* _WORK INSTRUCTION_
Your reproduction of the entries should be exact and should contain no pictures.

DATASET CONTENT Start Marker

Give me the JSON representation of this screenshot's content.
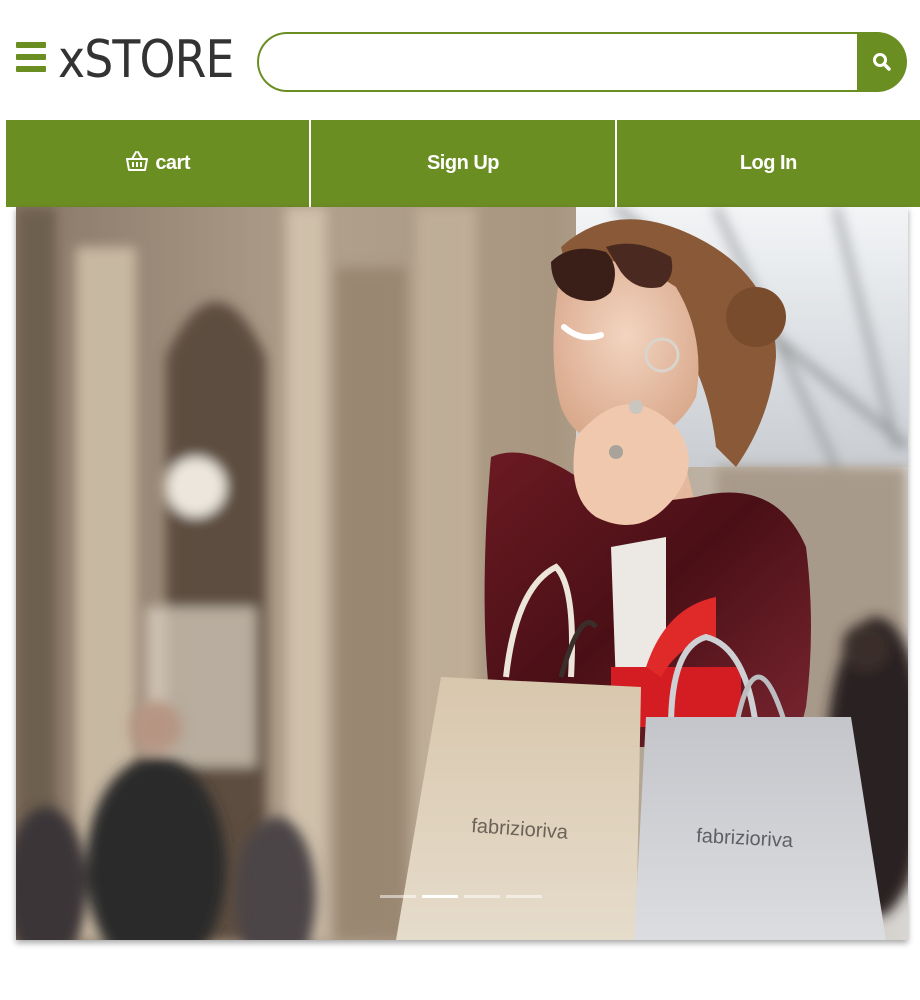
{
  "header": {
    "logo_text": "xSTORE",
    "menu_icon": "hamburger-menu-icon",
    "search": {
      "value": "",
      "placeholder": "",
      "button_icon": "search-icon"
    }
  },
  "nav": {
    "cart_label": "cart",
    "cart_icon": "shopping-basket-icon",
    "signup_label": "Sign Up",
    "login_label": "Log In"
  },
  "hero": {
    "bag_brand": "fabrizioriva",
    "carousel": {
      "slide_count": 4,
      "active_index": 1
    }
  },
  "colors": {
    "accent": "#6b8e23",
    "logo": "#333333",
    "nav_text": "#ffffff"
  }
}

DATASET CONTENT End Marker

* _RESULT OF THE TASK_
Give me the JSON representation of this screenshot's content.
{
  "header": {
    "logo_text": "xSTORE",
    "menu_icon": "hamburger-menu-icon",
    "search": {
      "value": "",
      "placeholder": "",
      "button_icon": "search-icon"
    }
  },
  "nav": {
    "cart_label": "cart",
    "cart_icon": "shopping-basket-icon",
    "signup_label": "Sign Up",
    "login_label": "Log In"
  },
  "hero": {
    "bag_brand": "fabrizioriva",
    "carousel": {
      "slide_count": 4,
      "active_index": 1
    }
  },
  "colors": {
    "accent": "#6b8e23",
    "logo": "#333333",
    "nav_text": "#ffffff"
  }
}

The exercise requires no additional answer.